Following his stellar 10-point, 15-rebound game against the Pelicans on Thursday, Brooks shot it down pretty good telling reporters, “It’s going to be hard to duplicate 10 points, 15 rebounds. Those are All-Star numbers.”

Yeah, averaging 15 rebounds a game kind of doesn’t happen much anymore, as in it hasn’t happened since 2010-11 with Kevin Love and only three times in the last 15 years. I don’t think anyone necessarily is losing their mind to think Adams is going to average a double-double this season, but the flashes of potential were obvious as he dominated the paint against the Pelicans. His touch around the basket, his ability to catch and finish in traffic, his activity on the offensive glass — he’s still a work in progress but something’s there.

“I think Steven did a good job last night,” Brooks said Friday at practice. “He did a good job protecting the basket and did a good job being around the basket when needed. He has offensive skills that we like. He can roll, he can catch and he can finish around the rim.”

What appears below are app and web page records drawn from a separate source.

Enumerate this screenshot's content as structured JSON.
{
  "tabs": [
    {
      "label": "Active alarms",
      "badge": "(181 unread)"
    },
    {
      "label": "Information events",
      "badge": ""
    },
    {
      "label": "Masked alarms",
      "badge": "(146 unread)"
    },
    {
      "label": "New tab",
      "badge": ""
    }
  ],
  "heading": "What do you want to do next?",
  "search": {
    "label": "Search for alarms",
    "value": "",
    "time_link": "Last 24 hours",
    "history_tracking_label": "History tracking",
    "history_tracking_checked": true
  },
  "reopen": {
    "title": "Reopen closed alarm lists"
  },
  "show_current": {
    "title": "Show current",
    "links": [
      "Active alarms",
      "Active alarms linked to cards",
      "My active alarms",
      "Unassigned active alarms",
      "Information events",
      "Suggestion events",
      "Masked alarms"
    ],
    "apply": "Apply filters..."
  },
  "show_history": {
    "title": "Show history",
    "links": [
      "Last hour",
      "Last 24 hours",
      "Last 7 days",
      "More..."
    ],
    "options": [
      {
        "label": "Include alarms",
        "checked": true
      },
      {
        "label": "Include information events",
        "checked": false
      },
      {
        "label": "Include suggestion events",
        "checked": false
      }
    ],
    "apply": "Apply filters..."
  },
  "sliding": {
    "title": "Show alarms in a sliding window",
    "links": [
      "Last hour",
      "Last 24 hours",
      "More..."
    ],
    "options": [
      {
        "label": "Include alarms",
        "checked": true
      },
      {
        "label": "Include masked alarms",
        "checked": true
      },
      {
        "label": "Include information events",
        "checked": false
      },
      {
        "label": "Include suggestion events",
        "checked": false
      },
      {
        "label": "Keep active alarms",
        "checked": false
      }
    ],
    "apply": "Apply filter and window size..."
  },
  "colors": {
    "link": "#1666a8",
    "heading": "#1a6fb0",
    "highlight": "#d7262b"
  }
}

The assumption on draft night when Adams was picked was that he was a project, and that he should go ahead and purchase the super deluxe Pike Pass package and prepare for some long nights on the Turner Turnpike headed to Tulsa. I even joked on draft night that David Stern should’ve handed him a 66ers hat instead of a Thunder one.

But Brooks said at practice Friday that the team doesn’t really have a plan to send Adams to the D-League, at least right now. Rather they’re going to just play things by ear and see what happens.

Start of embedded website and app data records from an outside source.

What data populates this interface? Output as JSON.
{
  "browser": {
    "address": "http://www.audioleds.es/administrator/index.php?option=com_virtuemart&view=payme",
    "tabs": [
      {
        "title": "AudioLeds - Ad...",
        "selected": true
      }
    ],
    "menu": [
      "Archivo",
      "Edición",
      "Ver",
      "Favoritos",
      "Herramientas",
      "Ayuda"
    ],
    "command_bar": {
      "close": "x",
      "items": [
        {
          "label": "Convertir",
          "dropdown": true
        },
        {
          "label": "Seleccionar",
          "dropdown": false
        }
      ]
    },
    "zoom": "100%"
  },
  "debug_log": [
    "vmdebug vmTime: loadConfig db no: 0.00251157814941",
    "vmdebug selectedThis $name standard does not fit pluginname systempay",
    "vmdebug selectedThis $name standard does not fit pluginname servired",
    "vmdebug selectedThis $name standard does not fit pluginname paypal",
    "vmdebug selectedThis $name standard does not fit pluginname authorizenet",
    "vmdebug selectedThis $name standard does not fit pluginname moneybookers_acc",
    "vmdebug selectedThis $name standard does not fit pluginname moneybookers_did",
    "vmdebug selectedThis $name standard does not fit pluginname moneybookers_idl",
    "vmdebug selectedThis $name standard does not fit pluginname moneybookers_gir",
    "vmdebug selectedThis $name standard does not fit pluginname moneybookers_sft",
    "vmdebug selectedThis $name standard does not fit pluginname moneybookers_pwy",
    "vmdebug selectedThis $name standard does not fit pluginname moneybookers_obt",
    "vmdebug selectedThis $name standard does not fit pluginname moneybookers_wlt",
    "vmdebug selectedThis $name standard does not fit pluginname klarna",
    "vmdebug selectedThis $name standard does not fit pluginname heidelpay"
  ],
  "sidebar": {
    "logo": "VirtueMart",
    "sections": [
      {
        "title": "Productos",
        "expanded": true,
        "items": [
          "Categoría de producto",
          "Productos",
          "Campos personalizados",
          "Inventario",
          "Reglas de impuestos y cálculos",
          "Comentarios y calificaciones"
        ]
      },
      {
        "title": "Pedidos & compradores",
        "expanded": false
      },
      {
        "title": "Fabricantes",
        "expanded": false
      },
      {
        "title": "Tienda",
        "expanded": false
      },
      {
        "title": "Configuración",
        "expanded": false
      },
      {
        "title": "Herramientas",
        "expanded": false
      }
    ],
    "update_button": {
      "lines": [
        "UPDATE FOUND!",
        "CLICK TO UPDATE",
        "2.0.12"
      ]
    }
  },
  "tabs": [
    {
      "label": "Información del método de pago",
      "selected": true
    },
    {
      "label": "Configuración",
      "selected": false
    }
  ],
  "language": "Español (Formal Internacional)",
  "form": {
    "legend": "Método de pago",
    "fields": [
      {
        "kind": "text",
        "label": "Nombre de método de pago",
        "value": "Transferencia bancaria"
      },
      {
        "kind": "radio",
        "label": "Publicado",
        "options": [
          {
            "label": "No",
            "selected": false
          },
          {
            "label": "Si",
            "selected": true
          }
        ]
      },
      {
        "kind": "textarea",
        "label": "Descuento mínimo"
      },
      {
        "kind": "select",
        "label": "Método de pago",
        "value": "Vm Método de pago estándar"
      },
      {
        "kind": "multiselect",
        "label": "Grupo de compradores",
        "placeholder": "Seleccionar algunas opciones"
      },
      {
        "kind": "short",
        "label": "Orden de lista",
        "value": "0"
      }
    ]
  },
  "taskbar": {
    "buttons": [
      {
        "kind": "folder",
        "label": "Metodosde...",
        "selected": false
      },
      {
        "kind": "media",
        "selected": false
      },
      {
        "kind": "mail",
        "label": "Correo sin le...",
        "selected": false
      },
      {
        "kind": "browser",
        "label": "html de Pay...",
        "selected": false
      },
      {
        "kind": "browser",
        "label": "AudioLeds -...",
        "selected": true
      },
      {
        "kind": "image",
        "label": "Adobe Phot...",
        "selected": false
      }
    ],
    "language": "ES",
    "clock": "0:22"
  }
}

“It’s something that we never talked about,” Brooks said of Adams and the D-League. “We just focus on what we do here. If players go down and play in the D-League in Tulsa that decision is made during that time. But right now, I’m not even going that way with any of our guys. We like to have our guys here because they need to understand what we do and how we do it and it’s great for them to have a chemistry with the new guys or the guys trying to make the team.”

OK, so that doesn’t necessarily mean Adams won’t play in the D-League, it just means there’s no current plan for him to be there. And with the way he’s performing, it seems that he’s cementing his spot on the active roster more and more. He might be raw, he might be a rookie and Brooks might have a history of trusting veterans over young players — which continues to be weird to me — but when you can play and produce, especially at a position of need, you’ve got value.

Where he lacks is a bit on the defensive end, specifically in communication and rotation breakdowns. It’s hard to always be in the right spot at the right time while still making sure you communicate to your teammates. Being the interior player on defense has a lot that comes with it. You’re kind of quarterbacking the shell because you have everything happening right in front of you.

Said Nick Collison on Friday: “He’s learning how to play. And learning the coverages and learning how to communicate them and that’s a lot to handle for a young player and as the year goes on we’ll get more comfortable and with that comes the communication.

“I think we had stretches where we were really good and stretches where we were pretty bad, particularly defensively,” Collison said. “Our young guys are trying hard. They’re still making some mistakes because a lot of it’s still new to them, but I’ve been encouraged and impressed with the work those guys have done.”


On Serge Ibaka’s shooting: “I don’t think he can shoot the ball as well as he did last year. If he can stay at that clip for the rest of his career that’s going to be historical numbers. Because he doesn’t miss shots from 17, 18 feet.”


On the chemistry with Jeremy Lamb: “He’s trying to find his way. And we’re trying to find out the best way to get him involved in the offense and a lot of that’s going to be playing some two-man game with me and so it’s a work in progress. The more easy shots we can get him out of the offense where he’s moving and catching the ball and not having to create something against a set defense the better off he’ll be and the better off we’ll be.”

On offense: “I think we need to get more shots more baskets out of good offense, not having to create offense.” Wise, Nick Collison is.

Practice audio via Randy Renner